[세미나] 유영희 박사님

September 10, 2018

The importance of clouds in photochemistry and air quality modeling: A quantitative assessment using satellite cloud retrievals


유영희 박사님 (NCAR)

2018년 9월 11일 (화) 16:00

과학관 553호


Abstract

The importance of clouds in photochemistry and air quality modeling: A quantitative assessment using satellite cloud retrievals

Accurate cloud representation in air quality models plays a key role in photochemical production of secondary pollutants such as ozone (O3) and their prediction skills. It is very important, therefore, to understand and quantify errors in O3 prediction associated with errors in clouds. To quantify the errors in O3 due to inaccurate cloud predictions, two approaches are introduced. First, satellite cloud products are employed in the WRF-Chem model to constrain radiation fields for photochemistry, and the effects of satellite cloud-constrained radiation on summertime O3 formation over CONUS are evaluated. O3 simulations for 2013 summer are carried out using reanalysis data, and the results show that the average difference in summer time surface O3 concentrations derived from the modeled clouds and satellite clouds ranges from 1 to 5 ppb for maximum daily 8-h average O3 (MDA8 O3) over CONUS. The cloud bias accounts for up to ~40% of the total MDA8 O3 bias under cloudy conditions. It is found that O3 concentrations are sensitive to cloud errors mainly through the calculation of photolysis rates (for ~80%), and to a lesser extent to light-dependent biogenic volatile organic compounds emissions. The sensitivity of O3 to satellite-based cloud corrections is about 2 times larger in VOC-limited than NOX-limited regimes. These results highlight that the benefits of accurate predictions of cloudiness would be significant in VOC-limited regions which are typical of urban areas.
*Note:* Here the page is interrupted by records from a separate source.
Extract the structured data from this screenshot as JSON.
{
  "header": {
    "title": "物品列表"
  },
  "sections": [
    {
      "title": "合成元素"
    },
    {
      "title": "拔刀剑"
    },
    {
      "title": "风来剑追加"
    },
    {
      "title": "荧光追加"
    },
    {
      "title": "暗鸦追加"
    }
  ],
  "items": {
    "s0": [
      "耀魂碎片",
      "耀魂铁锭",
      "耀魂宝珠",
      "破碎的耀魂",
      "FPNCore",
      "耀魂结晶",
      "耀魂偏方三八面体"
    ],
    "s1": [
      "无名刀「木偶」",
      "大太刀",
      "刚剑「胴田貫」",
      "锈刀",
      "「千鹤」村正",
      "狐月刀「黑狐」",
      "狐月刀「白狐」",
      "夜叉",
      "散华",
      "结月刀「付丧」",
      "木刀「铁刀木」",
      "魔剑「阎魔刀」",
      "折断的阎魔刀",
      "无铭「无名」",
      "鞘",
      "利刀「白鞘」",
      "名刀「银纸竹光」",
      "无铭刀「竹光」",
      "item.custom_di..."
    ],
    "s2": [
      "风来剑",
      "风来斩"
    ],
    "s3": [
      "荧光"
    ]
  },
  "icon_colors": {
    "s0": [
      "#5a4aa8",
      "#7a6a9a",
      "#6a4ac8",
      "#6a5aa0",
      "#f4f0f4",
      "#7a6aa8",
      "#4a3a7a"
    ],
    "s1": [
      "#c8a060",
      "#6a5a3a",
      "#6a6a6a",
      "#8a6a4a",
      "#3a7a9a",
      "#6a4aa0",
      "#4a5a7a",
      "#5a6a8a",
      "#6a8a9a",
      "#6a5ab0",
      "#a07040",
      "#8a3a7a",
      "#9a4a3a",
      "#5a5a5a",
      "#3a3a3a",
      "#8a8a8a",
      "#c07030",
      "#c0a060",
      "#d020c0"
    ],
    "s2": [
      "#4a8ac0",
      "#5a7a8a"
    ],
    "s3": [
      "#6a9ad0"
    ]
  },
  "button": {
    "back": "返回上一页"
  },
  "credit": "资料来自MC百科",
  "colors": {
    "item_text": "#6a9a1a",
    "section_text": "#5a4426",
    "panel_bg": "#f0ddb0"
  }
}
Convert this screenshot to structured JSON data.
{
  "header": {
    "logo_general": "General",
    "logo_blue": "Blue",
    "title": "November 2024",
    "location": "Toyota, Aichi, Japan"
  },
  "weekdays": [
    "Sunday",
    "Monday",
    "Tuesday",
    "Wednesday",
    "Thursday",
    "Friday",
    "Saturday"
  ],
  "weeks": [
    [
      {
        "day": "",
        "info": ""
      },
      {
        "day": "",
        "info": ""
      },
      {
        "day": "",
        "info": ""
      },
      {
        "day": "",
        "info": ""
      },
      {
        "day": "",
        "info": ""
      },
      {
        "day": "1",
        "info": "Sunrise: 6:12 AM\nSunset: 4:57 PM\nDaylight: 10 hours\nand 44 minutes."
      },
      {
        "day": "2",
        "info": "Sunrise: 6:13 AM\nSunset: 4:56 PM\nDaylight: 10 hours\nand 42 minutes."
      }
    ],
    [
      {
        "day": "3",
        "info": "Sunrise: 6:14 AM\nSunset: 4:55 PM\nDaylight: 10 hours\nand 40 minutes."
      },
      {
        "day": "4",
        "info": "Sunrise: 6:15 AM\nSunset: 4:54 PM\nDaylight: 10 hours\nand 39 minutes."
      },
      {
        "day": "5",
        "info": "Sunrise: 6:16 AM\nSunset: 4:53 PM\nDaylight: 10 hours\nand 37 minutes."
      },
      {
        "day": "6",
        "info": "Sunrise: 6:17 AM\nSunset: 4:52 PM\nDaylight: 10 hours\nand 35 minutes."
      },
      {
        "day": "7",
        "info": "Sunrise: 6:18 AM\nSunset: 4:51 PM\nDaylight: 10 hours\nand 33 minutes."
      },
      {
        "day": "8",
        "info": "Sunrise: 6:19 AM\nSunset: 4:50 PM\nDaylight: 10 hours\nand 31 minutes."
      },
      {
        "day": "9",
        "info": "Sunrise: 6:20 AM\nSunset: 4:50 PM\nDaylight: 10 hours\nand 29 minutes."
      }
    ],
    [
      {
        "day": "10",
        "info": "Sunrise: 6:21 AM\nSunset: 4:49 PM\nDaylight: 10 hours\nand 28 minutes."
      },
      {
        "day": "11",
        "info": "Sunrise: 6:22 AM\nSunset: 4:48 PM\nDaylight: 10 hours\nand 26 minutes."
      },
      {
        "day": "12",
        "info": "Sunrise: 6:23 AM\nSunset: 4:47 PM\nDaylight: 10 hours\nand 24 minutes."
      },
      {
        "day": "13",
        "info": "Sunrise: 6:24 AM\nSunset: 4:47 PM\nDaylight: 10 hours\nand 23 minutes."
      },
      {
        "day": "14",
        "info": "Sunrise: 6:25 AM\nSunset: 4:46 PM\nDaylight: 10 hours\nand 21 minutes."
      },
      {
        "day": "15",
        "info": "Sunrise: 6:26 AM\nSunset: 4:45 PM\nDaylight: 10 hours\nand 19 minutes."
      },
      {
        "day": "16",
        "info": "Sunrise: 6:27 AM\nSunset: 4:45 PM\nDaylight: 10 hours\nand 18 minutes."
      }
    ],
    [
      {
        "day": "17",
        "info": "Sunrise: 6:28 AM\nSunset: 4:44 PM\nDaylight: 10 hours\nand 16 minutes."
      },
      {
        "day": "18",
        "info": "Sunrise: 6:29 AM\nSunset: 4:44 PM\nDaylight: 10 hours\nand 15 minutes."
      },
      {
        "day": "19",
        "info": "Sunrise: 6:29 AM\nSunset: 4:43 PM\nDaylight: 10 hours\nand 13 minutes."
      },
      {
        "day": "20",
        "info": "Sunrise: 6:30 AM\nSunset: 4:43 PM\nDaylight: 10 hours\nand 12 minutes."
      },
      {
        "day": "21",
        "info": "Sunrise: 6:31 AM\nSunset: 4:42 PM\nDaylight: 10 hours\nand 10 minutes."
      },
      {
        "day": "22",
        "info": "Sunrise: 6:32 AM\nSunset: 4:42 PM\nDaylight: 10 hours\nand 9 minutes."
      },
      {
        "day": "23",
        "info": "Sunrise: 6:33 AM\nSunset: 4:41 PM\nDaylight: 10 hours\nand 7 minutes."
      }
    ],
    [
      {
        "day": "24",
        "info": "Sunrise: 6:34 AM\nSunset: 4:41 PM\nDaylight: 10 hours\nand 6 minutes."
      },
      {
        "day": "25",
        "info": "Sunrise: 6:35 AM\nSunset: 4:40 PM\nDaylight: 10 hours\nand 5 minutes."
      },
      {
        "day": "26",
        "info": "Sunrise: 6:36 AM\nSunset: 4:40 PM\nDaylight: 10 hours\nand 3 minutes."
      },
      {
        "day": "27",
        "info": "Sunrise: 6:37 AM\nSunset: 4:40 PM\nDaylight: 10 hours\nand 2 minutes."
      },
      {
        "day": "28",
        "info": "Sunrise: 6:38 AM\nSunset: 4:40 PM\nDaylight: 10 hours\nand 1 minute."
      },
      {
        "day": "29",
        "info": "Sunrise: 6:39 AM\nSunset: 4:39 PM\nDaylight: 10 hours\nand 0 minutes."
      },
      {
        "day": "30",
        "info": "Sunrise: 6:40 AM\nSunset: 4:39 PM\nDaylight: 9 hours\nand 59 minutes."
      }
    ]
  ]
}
Second, the benefits of cloud assimilation on O3 production and forecast skills are examined using two different initial meteorological conditions, i.e., the Global Forecast System (GFS) and Rapid Refresh (RAP) in WRF- Chem simulations during 2016 summer. RAP assimilates METAR observations and satellite-retrieved cloud top pressure to modify background hydrometeor fields. The RAP simulations are found to perform better for the next-day O3 forecasts than the GFS simulations as O3 in GFS simulations is generally overpredicted. The mean bias error of MDA8 O3 over CONUS is smaller by ~3 ppb under cloudy conditions in RAP simulations than in GFS simulations. The differences in predictability of cloud cover between RAP and GFS simulations are analyzed, and the results show that the predictability of cloud cover is the highest for 1-h forecasts using RAP and gradually decreases with the forecast length. Among other meteorological parameters, boundary layer height is found to play an important role in O3 production and thus O3 forecast skill.